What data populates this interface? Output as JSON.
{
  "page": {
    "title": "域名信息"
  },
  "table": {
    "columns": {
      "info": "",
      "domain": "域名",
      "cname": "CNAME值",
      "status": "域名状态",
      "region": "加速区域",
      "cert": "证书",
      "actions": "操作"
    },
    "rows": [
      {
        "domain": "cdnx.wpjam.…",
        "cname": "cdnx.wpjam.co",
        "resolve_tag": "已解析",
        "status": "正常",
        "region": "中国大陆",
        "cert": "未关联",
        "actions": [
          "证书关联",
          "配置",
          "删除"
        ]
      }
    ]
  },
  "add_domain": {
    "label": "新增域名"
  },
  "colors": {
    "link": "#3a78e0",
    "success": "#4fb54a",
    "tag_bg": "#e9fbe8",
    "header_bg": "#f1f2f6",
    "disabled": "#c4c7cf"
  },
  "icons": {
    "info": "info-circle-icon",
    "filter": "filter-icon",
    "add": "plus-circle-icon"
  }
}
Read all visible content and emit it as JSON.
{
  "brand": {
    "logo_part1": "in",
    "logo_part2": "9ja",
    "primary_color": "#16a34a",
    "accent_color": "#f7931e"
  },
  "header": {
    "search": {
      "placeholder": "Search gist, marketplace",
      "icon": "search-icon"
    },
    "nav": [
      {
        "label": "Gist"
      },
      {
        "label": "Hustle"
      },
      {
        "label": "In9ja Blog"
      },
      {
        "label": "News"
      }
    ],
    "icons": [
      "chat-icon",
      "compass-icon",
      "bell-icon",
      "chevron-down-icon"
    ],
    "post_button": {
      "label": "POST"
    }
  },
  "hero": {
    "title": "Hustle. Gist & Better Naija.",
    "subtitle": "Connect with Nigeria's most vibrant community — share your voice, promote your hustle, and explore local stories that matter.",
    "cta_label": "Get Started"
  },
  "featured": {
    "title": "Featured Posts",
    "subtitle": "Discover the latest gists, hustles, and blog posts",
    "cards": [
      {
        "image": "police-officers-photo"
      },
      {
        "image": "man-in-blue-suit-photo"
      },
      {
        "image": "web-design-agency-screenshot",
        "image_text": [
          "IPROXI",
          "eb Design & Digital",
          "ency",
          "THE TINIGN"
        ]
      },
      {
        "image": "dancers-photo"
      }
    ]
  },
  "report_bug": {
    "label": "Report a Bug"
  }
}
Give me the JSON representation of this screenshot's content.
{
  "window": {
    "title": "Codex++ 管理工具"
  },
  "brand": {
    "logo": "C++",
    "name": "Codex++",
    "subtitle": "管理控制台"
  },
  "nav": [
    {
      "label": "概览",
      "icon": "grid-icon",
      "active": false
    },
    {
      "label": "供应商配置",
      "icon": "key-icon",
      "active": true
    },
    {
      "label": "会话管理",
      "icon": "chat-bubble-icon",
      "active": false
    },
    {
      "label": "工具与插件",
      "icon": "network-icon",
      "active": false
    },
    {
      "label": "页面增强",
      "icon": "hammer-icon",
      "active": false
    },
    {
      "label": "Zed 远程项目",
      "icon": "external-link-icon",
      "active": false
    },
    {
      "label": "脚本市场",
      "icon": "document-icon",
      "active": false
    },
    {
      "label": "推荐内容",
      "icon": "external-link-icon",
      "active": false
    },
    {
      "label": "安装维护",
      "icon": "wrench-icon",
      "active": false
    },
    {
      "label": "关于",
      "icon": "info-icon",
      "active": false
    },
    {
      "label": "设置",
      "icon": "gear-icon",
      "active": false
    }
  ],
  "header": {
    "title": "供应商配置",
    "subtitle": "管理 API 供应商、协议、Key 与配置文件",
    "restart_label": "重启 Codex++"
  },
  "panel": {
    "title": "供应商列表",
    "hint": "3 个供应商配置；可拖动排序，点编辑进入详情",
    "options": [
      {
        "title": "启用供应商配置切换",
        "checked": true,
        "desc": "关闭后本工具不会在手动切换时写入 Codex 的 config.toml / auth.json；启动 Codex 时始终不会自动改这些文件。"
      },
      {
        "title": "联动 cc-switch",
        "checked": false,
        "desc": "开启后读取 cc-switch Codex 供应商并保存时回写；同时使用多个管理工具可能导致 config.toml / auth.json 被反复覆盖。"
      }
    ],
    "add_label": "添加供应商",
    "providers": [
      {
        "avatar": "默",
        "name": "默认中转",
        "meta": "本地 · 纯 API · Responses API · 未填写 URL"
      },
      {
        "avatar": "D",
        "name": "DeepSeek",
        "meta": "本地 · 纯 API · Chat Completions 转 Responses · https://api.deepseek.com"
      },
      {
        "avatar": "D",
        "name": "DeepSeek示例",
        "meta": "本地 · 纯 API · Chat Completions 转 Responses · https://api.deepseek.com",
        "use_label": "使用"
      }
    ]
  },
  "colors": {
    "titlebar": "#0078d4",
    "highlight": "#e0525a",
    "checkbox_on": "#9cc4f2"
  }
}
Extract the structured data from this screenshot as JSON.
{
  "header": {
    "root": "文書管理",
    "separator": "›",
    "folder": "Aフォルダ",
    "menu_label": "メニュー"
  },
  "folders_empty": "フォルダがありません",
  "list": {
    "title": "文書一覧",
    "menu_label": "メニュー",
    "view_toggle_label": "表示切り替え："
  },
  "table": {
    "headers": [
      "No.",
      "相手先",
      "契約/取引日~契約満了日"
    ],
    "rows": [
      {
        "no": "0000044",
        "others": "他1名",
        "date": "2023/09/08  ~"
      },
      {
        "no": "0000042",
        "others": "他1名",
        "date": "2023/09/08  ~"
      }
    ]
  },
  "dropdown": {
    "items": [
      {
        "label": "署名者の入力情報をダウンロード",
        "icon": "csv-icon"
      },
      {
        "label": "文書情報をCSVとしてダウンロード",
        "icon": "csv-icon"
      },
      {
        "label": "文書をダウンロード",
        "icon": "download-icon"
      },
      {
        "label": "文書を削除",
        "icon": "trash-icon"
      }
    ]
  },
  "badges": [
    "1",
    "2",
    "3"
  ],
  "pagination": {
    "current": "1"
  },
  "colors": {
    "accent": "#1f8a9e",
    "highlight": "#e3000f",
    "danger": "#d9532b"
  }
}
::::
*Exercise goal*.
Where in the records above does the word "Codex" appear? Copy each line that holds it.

*Result for this task*.
    "title": "Codex++ 管理工具"
    "name": "Codex++",
    "restart_label": "重启 Codex++"
        "desc": "关闭后本工具不会在手动切换时写入 Codex 的 config.toml / auth.json；启动 Codex 时始终不会自动改这些文件。"
        "desc": "开启后读取 cc-switch Codex 供应商并保存时回写；同时使用多个管理工具可能导致 config.toml / auth.json 被反复覆盖。"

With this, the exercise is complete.